According to a recent report, India is facing a major financial deficit of around Rs. 8 crores in the FY 2020-21. This deficit can be seen in social sector funding, in which the country saw annual growth of 12% in total expenditure. The previous expenditure in the social sector was valued at Rs. 10 crores, which has been increased to Rs. 17.5 crore this FY 2020-21. With these figures, it is estimated that if the country wants to achieve United Nations STD goals, it will likely see Rs. 10 lakh deficit for FY 2025-26.
After the outbreak of coronavirus hit the nation, there has been an increase in fiscal deficit and debt burden within the country. The state and central government have been spending 93% of total expenses in the social sector but it can be seen that the government finances will most likely be limited in the near future.
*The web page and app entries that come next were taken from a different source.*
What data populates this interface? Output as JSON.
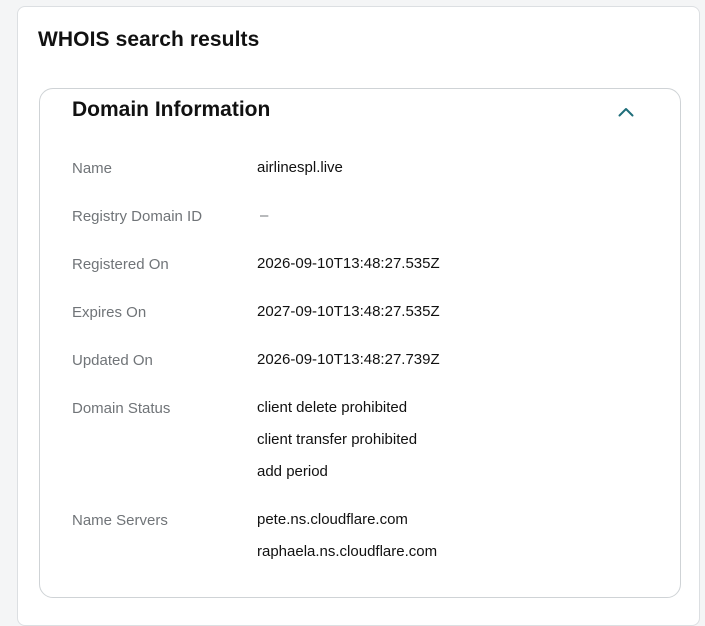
{
  "page": {
    "title": "WHOIS search results"
  },
  "section": {
    "title": "Domain Information",
    "toggle_icon": "chevron-up-icon",
    "accent_color": "#1f6e7a"
  },
  "rows": {
    "name": {
      "label": "Name",
      "values": [
        "airlinespl.live"
      ]
    },
    "registry_domain_id": {
      "label": "Registry Domain ID",
      "values": [
        "–"
      ]
    },
    "registered_on": {
      "label": "Registered On",
      "values": [
        "2026-09-10T13:48:27.535Z"
      ]
    },
    "expires_on": {
      "label": "Expires On",
      "values": [
        "2027-09-10T13:48:27.535Z"
      ]
    },
    "updated_on": {
      "label": "Updated On",
      "values": [
        "2026-09-10T13:48:27.739Z"
      ]
    },
    "domain_status": {
      "label": "Domain Status",
      "values": [
        "client delete prohibited",
        "client transfer prohibited",
        "add period"
      ]
    },
    "name_servers": {
      "label": "Name Servers",
      "values": [
        "pete.ns.cloudflare.com",
        "raphaela.ns.cloudflare.com"
      ]
    }
  }
}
For India’s growth in the future, robust infrastructure development in all segments of the economy is a must. For this, private philanthropy would help bridge the burning gaps between government finances. There is an estimation that the nation will see a rise of nearly 12% in private philanthropic funding in the five years to come. This will include three major segments of philanthropic activities: CSR (Corporate Social Responsibility), family philanthropy, and retail.
Private foreign funding has been declined in recent years because of the imposed regulatory barrier. But corporate trust will turn to grow at 15-20% value annually, whereas the total private funding will most likely contribute at around 2%. The compulsory contribution of 2% of profit, in the name of CSR, has been grown to 15% yearly in six years. It amounted to Rs. 10,000 crore in the year 2014-15 and is now at Rs. 24,000 in the year 2020-21. The percentage of CSR contribution is expected to increase at 19% yearly to Rs. 57,000 crore by the FY 2025-26.